Chart 3. Increasing constraints on bank lending
Meanwhile, a prolonged stalemate on the US debt ceiling could create a disorderly situation for all assets. The US Treasury Department believes the “X date” to raise the debt limit is sometime in early June, and previous showdowns have come down to the final hours of the deadline. Complicating matters is that in the unlikely event of a default, it’s possible the Federal Reserve could stop its quantitative tightening program and enact policies that increase liquidity in the market - potentially benefiting cryptocurrencies. In the case of a resolution, we also need to think about the impact that replenishing the Treasury General Account (TGA) balance could have on drawing liquidity from the market.
Bitcoin’s behavior after the collapse of SVB suggests it served its function well as a hedge against financial instability, so we think many market players see bullish short-term prospects for bitcoin in light of these two risks. As an analogue, gold rallied by 29% between early January 2011 and end-August 2011 during the 2011 US debt ceiling crisis, when ratings agency S&P downgraded US Treasury bonds from AAA to AA+. At that time, bitcoin was not as ubiquitous as it is today, so it’s possible bitcoin could pick up some market share in the current standoff. On the other hand, gold weakened by 24% during the debt ceiling crisis in 2013, so there’s no guarantee. It’s also difficult to disentangle gold’s 2013 performance from the Fed’s tapering of quantitative easing around the same time.

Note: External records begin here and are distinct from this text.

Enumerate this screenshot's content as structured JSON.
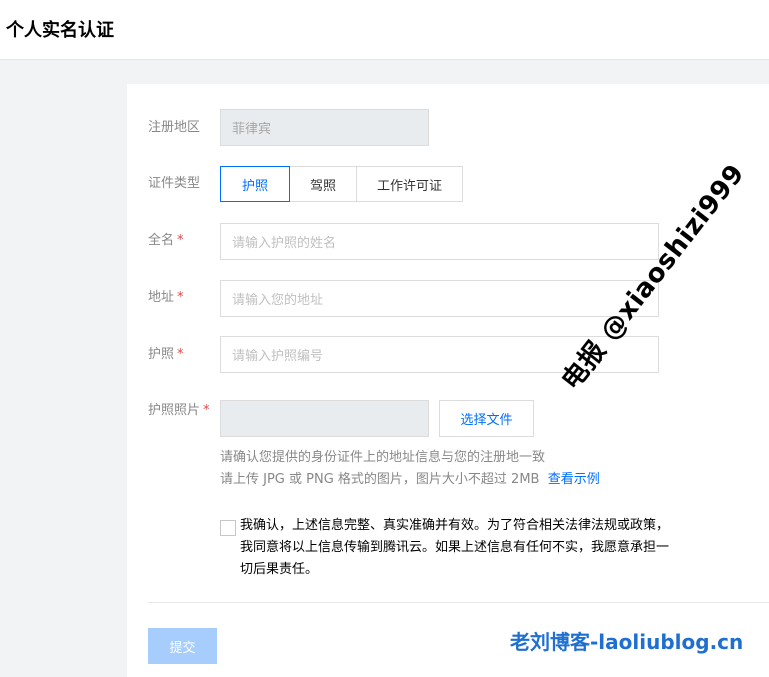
{
  "header": {
    "title": "个人实名认证"
  },
  "form": {
    "region": {
      "label": "注册地区",
      "value": "菲律宾"
    },
    "doc_type": {
      "label": "证件类型",
      "options": [
        "护照",
        "驾照",
        "工作许可证"
      ],
      "selected": "护照"
    },
    "full_name": {
      "label": "全名",
      "required_mark": "*",
      "placeholder": "请输入护照的姓名"
    },
    "address": {
      "label": "地址",
      "required_mark": "*",
      "placeholder": "请输入您的地址"
    },
    "passport": {
      "label": "护照",
      "required_mark": "*",
      "placeholder": "请输入护照编号"
    },
    "photo": {
      "label": "护照照片",
      "required_mark": "*",
      "choose_button": "选择文件"
    },
    "hints": {
      "line1": "请确认您提供的身份证件上的地址信息与您的注册地一致",
      "line2": "请上传 JPG 或 PNG 格式的图片，图片大小不超过 2MB",
      "example_link": "查看示例"
    },
    "agreement": {
      "line1": "我确认，上述信息完整、真实准确并有效。为了符合相关法律法规或政策，",
      "line2": "我同意将以上信息传输到腾讯云。如果上述信息有任何不实，我愿意承担一",
      "line3": "切后果责任。",
      "checked": false
    },
    "submit_label": "提交"
  },
  "watermark": "电报 @xiaoshizi999",
  "brand_watermark": "老刘博客-laoliublog.cn",
  "colors": {
    "accent": "#006eff",
    "required": "#e54545",
    "submit_disabled": "#a7cdfd",
    "brand": "#1f6fd1"
  }
}
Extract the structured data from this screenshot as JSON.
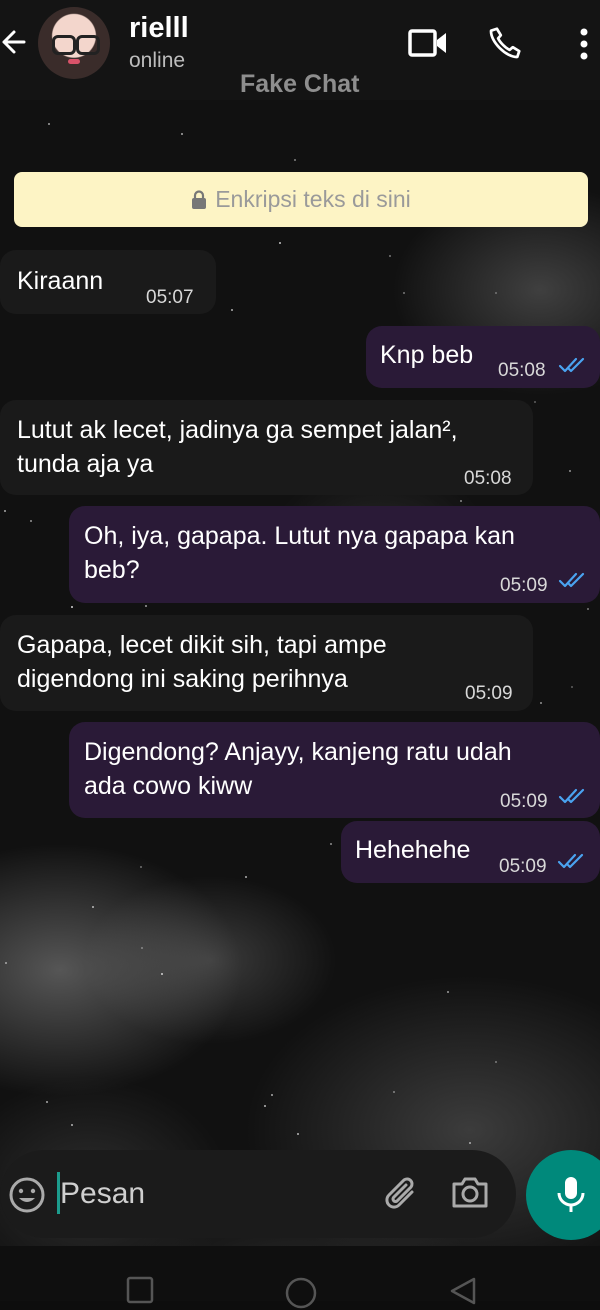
{
  "header": {
    "contact_name": "rielll",
    "contact_status": "online",
    "app_title": "Fake Chat",
    "icons": [
      "back-arrow-icon",
      "video-call-icon",
      "phone-icon",
      "more-vert-icon"
    ]
  },
  "encryption_notice": {
    "icon": "lock-icon",
    "text": "Enkripsi teks di sini",
    "background_color": "#fdf4c5"
  },
  "messages": [
    {
      "direction": "in",
      "lines": [
        "Kiraann"
      ],
      "time": "05:07"
    },
    {
      "direction": "out",
      "lines": [
        "Knp beb"
      ],
      "time": "05:08",
      "read": true
    },
    {
      "direction": "in",
      "lines": [
        "Lutut ak lecet, jadinya ga sempet jalan²,",
        "tunda aja ya"
      ],
      "time": "05:08"
    },
    {
      "direction": "out",
      "lines": [
        "Oh, iya, gapapa. Lutut nya gapapa kan",
        "beb?"
      ],
      "time": "05:09",
      "read": true
    },
    {
      "direction": "in",
      "lines": [
        "Gapapa, lecet dikit sih, tapi ampe",
        "digendong ini saking perihnya"
      ],
      "time": "05:09"
    },
    {
      "direction": "out",
      "lines": [
        "Digendong? Anjayy, kanjeng ratu udah",
        "ada cowo kiww"
      ],
      "time": "05:09",
      "read": true
    },
    {
      "direction": "out",
      "lines": [
        "Hehehehe"
      ],
      "time": "05:09",
      "read": true
    }
  ],
  "composer": {
    "placeholder": "Pesan",
    "value": "",
    "icons": [
      "emoji-icon",
      "attach-icon",
      "camera-icon",
      "mic-icon"
    ]
  },
  "colors": {
    "incoming_bubble": "#1a1a1a",
    "outgoing_bubble": "#2a1a37",
    "read_ticks": "#4aa3f0",
    "mic_button": "#00897b"
  },
  "nav_bar": {
    "icons": [
      "recents-square-icon",
      "home-circle-icon",
      "back-triangle-icon"
    ]
  }
}
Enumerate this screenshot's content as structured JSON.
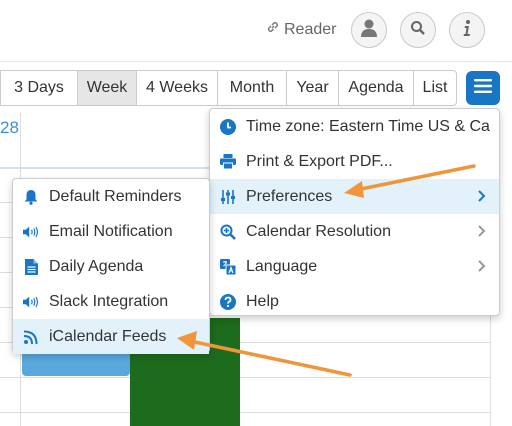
{
  "header": {
    "reader_label": "Reader",
    "icons": [
      "link-icon",
      "user-icon",
      "search-icon",
      "info-icon"
    ]
  },
  "view_buttons": [
    {
      "label": "3 Days",
      "active": false
    },
    {
      "label": "Week",
      "active": true
    },
    {
      "label": "4 Weeks",
      "active": false
    },
    {
      "label": "Month",
      "active": false
    },
    {
      "label": "Year",
      "active": false
    },
    {
      "label": "Agenda",
      "active": false
    },
    {
      "label": "List",
      "active": false
    }
  ],
  "calendar": {
    "visible_date": "28"
  },
  "main_menu": {
    "items": [
      {
        "label": "Time zone: Eastern Time US & Ca",
        "icon": "clock-icon",
        "submenu": false
      },
      {
        "label": "Print & Export PDF...",
        "icon": "printer-icon",
        "submenu": false
      },
      {
        "label": "Preferences",
        "icon": "sliders-icon",
        "submenu": true,
        "highlighted": true
      },
      {
        "label": "Calendar Resolution",
        "icon": "zoom-in-icon",
        "submenu": true
      },
      {
        "label": "Language",
        "icon": "translate-icon",
        "submenu": true
      },
      {
        "label": "Help",
        "icon": "help-icon",
        "submenu": false
      }
    ]
  },
  "preferences_submenu": {
    "items": [
      {
        "label": "Default Reminders",
        "icon": "bell-icon"
      },
      {
        "label": "Email Notification",
        "icon": "volume-icon"
      },
      {
        "label": "Daily Agenda",
        "icon": "document-icon"
      },
      {
        "label": "Slack Integration",
        "icon": "volume-icon"
      },
      {
        "label": "iCalendar Feeds",
        "icon": "rss-icon",
        "highlighted": true
      }
    ]
  },
  "colors": {
    "accent": "#1976c5",
    "highlight": "#e3f2fa",
    "arrow": "#f0953a",
    "event_blue": "#5aa7dc",
    "event_green": "#1d6b1d"
  }
}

Ultimately, how digital assets perform amid the current backdrop is anyone’s guess, as we expect countervailing factors may offset some of the positives. First, we have already seen a healthy amount of bitcoin appreciation post-SVB, absorbing the flows from a disenchanted depositor base. Second, we think that we could see more tactical rather than fundamental positioning into these event risks. Still, even if the extent of upside potential is unclear, we think the downside may be limited. Given the extent of the uncertainty, we believe bitcoin options may be the better way for institutional investors to hedge themselves as implied volatility levels have come down in recent weeks.
Technicals and on-chain data
In April, a moderation in on-chain activity factored into bitcoin’s 1.3% price decline, as evidenced by the slower pace of transaction fee growth. Fees ended the month at 1.5 standard deviations above the 12m average compared to a sigma of 2.5 at the end of March. That said, the minting of fungible BRC-20 tokens has recently driven fees on the network in early May to a whopping 5.6 standard deviations over the 12m average. See chart 4.
Chart 4. Transaction fees on Bitcoin and Ethereum networks (rolling z-score)
Transaction fees on Ethereum also picked up in the second half of April (and into May) due to a memecoin phenomenon after hewing close to the 12m average in March. That said, the magnitude of the fees increase in standard deviation terms (see table 1) was more muted than what was observed on the bitcoin network. The higher fees on Ethereum (which are burned as part of the EIP-1559 burn mechanism) were however reflected in a higher deflation rate in April of 1.67% MoM compared to an average deflation rate of 0.01% over the previous five months. If we annualized the rate of supply growth over the last six months, that would amount to a 3.47% YoY decline in available ETH. On the other hand, the number of transactions per active unique addresses actually declined by 4.2% last month.